In the early 1860s, French operettas by Jacques Offenbach were first presented in Vienna. Franz von Suppé was obliged to compete with them by taking the time-honored traditions of Vienna and combining it with the new style of Offenbach. Die schöne Galathee was Franz von Suppé's first critical success.
The sculptor Pygmalion has fallen madly in love with his statue of Galatea. Therefore he does not want to sell the statue to a patron of the arts, Midas, and asks Venus, the goddess of the love, to breathe life into the statue. Venus grants him the request and Galatea comes to life. However, Galatea turns out to be a very independent-minded creature. She is unfaithful to Pygmalion with his servant Ganymede (because he is much more pleasing to her than Pygmalion) and does not reject Midas, who offers her jewelry.

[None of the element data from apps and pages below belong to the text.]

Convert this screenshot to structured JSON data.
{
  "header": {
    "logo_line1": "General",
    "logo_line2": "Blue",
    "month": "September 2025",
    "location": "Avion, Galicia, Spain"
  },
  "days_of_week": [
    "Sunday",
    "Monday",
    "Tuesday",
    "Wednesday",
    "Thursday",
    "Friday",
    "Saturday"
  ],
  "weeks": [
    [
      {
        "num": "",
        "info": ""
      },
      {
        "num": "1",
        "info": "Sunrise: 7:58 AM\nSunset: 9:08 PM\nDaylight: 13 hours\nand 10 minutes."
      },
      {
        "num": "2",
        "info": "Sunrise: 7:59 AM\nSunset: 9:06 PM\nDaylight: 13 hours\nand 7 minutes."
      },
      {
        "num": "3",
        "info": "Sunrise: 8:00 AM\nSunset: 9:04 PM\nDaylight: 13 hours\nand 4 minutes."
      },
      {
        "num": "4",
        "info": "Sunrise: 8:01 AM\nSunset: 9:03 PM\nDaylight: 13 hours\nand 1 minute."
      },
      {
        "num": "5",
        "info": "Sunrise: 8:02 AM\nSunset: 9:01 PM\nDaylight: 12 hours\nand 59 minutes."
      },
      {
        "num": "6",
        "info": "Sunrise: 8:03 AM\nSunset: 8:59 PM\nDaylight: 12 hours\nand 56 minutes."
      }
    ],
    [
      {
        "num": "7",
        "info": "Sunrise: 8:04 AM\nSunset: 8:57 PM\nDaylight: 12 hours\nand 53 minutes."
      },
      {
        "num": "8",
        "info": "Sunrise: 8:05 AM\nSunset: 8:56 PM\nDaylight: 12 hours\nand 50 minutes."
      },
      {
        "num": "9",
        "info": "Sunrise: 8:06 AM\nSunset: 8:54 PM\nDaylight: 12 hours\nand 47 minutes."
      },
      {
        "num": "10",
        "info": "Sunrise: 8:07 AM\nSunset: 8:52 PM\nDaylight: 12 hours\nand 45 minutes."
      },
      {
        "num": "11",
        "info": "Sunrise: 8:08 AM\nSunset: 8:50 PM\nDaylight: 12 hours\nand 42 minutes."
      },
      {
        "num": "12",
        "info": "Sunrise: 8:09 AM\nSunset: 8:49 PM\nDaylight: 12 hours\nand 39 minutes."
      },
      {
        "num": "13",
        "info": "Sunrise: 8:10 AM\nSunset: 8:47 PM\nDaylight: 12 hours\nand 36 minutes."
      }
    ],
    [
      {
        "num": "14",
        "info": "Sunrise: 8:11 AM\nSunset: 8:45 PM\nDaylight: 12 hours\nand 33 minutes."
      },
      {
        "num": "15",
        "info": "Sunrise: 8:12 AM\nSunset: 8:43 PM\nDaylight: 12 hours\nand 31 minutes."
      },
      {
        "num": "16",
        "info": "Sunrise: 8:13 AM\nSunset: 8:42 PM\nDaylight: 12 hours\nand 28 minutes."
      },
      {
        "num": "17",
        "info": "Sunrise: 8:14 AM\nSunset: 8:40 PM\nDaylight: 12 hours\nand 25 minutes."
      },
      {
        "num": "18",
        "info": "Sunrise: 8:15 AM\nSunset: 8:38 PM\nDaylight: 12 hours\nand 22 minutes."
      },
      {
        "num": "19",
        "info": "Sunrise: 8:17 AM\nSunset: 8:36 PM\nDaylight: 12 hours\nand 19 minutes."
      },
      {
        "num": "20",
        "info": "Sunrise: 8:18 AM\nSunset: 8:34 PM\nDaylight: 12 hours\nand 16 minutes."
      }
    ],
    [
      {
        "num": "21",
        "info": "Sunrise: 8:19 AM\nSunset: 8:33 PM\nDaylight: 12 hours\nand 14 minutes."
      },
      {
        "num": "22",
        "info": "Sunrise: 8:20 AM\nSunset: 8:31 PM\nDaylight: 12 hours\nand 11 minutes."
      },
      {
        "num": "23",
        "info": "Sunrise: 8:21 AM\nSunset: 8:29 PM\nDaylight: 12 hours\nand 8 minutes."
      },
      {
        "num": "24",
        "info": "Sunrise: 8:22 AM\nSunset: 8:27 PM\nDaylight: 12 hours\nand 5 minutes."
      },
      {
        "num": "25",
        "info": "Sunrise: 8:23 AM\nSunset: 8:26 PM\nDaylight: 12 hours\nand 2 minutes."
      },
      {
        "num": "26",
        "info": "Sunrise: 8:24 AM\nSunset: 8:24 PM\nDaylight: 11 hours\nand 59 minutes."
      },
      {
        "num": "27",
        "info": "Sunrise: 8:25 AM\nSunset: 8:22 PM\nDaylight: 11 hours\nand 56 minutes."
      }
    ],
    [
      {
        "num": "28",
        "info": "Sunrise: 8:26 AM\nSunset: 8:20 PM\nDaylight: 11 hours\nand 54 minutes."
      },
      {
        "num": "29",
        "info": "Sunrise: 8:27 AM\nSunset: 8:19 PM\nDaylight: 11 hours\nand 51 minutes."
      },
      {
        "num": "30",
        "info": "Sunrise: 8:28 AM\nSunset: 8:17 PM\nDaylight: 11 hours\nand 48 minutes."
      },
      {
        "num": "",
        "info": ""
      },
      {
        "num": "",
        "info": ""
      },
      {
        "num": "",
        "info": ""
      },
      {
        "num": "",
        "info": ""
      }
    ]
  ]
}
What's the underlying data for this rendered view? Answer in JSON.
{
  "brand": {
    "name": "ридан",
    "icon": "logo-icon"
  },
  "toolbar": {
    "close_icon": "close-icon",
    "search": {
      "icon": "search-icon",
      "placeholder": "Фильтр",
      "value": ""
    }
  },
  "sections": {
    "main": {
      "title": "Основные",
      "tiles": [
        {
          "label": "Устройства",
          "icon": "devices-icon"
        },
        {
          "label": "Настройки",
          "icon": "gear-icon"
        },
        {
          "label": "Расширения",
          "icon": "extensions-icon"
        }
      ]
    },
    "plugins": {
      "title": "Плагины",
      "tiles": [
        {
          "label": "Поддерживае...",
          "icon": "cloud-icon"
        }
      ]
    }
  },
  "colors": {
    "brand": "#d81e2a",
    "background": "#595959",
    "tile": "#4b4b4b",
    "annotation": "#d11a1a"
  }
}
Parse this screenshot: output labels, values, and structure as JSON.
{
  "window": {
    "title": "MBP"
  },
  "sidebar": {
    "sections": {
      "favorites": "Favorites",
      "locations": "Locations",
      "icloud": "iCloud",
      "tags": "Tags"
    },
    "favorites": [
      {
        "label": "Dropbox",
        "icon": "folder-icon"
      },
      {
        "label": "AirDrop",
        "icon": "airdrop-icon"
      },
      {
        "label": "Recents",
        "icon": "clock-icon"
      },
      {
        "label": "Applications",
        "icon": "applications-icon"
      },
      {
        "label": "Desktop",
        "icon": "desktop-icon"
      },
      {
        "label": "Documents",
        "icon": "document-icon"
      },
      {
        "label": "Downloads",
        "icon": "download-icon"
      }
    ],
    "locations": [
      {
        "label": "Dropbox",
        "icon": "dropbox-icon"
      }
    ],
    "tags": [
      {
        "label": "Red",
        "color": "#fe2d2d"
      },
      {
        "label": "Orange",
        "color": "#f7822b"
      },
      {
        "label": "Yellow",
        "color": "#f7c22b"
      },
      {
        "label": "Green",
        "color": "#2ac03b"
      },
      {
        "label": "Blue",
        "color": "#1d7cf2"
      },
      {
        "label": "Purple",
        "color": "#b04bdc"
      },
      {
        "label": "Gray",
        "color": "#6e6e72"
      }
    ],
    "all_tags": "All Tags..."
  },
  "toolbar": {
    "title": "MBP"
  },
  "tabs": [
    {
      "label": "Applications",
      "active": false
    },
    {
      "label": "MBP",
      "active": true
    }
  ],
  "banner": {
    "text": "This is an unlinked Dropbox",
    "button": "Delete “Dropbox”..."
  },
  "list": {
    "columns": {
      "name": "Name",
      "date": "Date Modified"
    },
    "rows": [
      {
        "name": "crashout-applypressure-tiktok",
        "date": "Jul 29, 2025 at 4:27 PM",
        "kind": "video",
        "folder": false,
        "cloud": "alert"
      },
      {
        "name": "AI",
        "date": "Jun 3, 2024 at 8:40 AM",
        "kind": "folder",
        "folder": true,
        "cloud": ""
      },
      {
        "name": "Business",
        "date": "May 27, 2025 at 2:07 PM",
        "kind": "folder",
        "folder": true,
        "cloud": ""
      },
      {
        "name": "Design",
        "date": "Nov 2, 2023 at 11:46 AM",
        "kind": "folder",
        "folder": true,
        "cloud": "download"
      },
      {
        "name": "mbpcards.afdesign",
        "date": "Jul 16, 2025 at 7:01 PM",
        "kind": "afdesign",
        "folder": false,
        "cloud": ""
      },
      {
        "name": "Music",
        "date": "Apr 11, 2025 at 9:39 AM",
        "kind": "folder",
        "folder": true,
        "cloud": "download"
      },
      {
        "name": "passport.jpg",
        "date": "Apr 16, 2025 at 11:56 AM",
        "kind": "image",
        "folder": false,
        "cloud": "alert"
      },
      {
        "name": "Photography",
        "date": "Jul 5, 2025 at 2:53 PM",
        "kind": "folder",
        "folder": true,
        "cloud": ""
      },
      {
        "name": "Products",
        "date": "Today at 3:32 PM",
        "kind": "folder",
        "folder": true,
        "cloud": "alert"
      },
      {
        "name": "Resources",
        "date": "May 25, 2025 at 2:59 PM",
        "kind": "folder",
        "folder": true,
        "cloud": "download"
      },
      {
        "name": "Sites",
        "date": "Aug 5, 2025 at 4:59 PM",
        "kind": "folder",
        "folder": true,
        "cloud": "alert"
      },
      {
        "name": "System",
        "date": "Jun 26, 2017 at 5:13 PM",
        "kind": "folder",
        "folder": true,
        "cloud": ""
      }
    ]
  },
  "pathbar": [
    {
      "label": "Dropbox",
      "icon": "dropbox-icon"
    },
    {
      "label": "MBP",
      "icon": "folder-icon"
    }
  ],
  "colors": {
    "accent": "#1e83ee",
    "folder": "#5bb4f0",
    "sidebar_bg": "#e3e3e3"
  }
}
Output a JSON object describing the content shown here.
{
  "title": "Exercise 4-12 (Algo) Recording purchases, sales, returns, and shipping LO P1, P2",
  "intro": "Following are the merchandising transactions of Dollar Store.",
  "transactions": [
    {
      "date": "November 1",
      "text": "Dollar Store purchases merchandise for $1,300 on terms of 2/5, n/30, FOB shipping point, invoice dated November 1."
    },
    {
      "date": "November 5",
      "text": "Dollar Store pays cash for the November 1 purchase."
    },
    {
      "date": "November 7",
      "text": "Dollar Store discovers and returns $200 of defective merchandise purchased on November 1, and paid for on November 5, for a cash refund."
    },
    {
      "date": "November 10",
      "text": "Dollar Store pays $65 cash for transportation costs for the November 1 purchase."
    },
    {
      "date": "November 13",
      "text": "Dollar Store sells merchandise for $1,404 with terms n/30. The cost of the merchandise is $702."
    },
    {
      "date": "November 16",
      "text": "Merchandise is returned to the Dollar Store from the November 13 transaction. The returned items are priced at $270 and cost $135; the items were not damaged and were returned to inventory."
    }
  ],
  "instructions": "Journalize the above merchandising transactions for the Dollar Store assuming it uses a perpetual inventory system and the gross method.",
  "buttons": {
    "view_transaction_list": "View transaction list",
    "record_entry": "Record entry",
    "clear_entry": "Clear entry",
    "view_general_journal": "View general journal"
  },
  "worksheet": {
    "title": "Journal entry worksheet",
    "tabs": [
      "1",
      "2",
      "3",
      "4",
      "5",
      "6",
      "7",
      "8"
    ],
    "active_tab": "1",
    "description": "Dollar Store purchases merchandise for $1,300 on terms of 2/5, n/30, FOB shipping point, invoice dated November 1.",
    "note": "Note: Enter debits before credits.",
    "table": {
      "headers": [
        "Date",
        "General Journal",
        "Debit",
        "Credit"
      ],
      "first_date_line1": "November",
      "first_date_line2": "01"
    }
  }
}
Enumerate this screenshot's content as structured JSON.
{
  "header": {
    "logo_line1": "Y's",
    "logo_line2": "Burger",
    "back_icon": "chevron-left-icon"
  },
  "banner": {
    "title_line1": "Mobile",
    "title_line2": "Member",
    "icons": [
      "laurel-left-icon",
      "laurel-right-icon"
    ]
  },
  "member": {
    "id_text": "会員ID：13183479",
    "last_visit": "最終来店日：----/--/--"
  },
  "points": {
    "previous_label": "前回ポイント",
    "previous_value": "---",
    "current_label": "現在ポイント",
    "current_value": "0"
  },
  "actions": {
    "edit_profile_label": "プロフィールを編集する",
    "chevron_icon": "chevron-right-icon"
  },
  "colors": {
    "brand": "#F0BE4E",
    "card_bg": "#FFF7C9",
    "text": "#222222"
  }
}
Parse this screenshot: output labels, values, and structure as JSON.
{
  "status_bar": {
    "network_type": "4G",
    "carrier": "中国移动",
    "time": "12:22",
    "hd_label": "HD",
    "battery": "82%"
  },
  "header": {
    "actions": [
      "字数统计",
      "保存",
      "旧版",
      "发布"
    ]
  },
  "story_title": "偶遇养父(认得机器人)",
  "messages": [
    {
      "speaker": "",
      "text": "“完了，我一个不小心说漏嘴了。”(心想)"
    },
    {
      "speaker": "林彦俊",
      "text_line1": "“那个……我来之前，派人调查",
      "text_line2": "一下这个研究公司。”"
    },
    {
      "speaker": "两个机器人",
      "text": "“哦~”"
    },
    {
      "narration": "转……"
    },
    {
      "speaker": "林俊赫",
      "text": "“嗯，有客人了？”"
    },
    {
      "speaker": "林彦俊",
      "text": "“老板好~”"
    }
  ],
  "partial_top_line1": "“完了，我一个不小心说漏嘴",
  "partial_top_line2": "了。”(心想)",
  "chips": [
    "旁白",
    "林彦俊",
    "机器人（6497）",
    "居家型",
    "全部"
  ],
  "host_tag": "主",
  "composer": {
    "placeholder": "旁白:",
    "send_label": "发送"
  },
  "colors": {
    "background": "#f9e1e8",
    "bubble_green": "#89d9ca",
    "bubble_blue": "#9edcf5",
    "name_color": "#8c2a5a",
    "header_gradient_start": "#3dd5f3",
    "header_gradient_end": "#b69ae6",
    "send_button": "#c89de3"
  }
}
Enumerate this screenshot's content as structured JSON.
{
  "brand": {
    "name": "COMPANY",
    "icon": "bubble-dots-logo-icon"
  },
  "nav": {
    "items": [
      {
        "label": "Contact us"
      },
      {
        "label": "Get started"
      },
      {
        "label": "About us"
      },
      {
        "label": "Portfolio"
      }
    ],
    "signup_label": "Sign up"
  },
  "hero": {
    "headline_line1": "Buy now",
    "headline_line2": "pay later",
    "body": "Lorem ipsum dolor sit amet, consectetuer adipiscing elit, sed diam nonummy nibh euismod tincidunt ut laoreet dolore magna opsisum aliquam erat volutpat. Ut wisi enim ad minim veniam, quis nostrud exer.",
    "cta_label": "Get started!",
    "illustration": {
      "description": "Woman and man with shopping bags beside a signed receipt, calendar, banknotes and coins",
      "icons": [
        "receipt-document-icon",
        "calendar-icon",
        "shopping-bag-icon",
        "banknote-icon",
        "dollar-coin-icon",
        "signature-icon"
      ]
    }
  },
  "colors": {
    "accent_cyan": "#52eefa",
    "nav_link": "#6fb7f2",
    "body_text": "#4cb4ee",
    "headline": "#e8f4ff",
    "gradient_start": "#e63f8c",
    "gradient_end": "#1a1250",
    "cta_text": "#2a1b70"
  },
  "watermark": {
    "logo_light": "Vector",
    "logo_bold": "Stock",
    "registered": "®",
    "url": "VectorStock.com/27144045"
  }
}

When Pygmalion catches Galatea in a compromising situation, he implores Venus to turn her back into stone. The jewerly offered by Midas is also turned to stone, but the whole statue is sold to him.